LEVI's pants were "new & innovative", and customers knew it. Because, LEVI's proudly marked its jeans "Patent Pending". And, this little mark also deterred competitors from entering the market long enough for LEVI's to be recognised as the "Original jeans" ‐ a valuable status that LEVI's will never lose … a status that today generates over $5 billion in annual revenue! Did LEVI's patent denim, or the blue colour? Neither. LEVI's patented the little rivets at the edges of the pockets! A feature so inessential, that they're absent on most jeans sold today.
"Design Pending Number"
- Upcoming clothing range
"Trademark Pending Number"
6 months for only $99
In 2009, Waze got a "Patent Pending Number" for a real‐time "feedback loop" that continually re‐calculates the "optimal route".
In 2014, the patent was assigned to GOOGLE. And, in 2015 the patent application was abandoned. It had done its job ‐ deterred competitors, attracted investors and triggered an "exit".
Market the benefit arising from your
"Patent Pending" G‐Cide™ technology
(… clearly "new" & "technological", and presumably "validated")
Every golfer knows the legendary "patented" Brush‐T. But, Brush‐T never mentions a patent number, nor details what was patented.
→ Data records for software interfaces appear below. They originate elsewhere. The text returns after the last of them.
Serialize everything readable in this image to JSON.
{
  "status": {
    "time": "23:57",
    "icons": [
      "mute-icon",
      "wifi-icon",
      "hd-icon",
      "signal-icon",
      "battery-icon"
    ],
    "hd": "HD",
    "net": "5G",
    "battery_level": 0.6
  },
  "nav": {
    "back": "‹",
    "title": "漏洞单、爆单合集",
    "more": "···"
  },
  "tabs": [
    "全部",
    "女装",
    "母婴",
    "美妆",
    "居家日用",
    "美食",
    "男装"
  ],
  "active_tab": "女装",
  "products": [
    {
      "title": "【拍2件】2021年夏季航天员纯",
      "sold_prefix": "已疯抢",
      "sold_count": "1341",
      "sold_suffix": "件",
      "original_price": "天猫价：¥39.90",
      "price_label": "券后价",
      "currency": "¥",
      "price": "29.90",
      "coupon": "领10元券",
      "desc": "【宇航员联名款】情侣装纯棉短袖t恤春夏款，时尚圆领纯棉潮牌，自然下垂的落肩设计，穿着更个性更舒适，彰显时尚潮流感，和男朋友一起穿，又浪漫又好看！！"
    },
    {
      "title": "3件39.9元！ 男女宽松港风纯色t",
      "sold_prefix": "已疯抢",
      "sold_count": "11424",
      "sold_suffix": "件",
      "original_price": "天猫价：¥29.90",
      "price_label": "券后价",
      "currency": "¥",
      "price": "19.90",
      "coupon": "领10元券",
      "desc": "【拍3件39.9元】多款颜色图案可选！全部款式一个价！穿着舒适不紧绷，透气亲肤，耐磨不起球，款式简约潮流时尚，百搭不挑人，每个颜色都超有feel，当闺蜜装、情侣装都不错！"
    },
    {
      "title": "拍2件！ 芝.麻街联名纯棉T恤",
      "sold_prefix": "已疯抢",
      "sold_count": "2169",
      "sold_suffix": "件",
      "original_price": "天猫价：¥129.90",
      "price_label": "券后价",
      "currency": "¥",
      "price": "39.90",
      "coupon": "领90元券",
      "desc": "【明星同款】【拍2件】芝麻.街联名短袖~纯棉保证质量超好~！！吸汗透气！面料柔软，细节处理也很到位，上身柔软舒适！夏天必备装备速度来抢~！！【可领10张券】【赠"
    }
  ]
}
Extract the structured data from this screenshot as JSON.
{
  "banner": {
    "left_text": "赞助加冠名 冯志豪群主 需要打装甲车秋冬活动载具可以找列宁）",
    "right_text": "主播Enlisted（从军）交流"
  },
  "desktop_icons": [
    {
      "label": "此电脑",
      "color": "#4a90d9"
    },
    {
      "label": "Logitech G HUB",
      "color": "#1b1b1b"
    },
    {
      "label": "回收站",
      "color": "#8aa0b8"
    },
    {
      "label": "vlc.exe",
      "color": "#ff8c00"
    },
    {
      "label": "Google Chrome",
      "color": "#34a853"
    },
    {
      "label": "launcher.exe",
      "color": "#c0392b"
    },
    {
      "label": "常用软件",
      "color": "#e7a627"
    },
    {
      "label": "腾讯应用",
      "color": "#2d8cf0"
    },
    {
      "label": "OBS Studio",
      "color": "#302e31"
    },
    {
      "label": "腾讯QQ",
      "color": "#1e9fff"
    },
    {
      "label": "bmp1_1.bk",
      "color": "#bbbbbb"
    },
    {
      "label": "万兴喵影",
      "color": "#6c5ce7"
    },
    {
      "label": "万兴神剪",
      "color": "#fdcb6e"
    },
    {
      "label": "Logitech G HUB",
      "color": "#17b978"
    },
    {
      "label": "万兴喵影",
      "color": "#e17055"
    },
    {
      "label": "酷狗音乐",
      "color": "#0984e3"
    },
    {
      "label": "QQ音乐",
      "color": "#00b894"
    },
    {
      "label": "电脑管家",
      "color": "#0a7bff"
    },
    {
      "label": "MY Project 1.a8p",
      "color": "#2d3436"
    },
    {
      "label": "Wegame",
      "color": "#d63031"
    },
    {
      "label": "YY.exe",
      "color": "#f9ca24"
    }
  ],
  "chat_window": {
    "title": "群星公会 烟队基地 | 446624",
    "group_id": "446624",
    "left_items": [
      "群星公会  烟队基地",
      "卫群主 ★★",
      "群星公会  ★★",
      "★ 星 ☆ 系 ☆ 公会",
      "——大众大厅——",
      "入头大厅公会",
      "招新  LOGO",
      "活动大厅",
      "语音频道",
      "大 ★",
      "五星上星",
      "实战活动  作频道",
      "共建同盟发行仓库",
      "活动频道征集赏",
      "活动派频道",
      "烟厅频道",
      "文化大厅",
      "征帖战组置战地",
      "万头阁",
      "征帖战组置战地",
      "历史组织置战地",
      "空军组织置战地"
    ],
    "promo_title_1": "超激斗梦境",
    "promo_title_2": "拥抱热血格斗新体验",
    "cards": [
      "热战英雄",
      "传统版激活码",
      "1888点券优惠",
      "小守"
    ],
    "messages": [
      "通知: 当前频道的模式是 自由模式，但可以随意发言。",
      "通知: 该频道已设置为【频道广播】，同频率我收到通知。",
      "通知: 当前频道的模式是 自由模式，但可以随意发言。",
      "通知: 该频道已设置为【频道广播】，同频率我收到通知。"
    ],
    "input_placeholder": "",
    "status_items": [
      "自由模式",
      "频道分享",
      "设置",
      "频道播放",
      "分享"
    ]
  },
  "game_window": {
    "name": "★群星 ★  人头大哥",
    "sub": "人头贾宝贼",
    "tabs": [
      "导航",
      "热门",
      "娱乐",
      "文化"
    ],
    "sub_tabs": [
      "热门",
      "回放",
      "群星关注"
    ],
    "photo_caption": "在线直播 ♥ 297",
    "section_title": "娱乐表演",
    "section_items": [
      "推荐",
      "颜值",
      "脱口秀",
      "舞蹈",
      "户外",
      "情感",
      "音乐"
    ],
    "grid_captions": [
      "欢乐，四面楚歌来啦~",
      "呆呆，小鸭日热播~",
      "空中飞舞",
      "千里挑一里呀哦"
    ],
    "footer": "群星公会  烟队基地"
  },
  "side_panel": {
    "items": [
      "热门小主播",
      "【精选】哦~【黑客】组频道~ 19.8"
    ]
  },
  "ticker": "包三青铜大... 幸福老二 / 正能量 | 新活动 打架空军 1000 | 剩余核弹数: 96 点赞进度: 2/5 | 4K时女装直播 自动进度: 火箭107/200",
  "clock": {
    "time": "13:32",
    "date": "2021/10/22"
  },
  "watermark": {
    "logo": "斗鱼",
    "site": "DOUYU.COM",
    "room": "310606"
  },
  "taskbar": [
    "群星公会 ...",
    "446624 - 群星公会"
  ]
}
So, what was patented? The bristles? No. Bristled golf tees were old hat. The patent application focused on bristles with inside and outside radii of exactly 5mm and 7.5mm ‐ the "thinnest" patent ever! But very effective when coupled with "USGA approval".
Brush‐T's "patent" and "approval" ‐ wholly ineffective protection against competitors; highly effective marketing tool.
Most products have features that can justify a Patent Pending Number. They aren't always the "obvious ones".
Go to Iptica.com
Get a Patent Pending Number online within 5 min. for only $99
Then proudly stamp your product "Patent Pending" in 177 countries for 12 months
Like our page on facebook: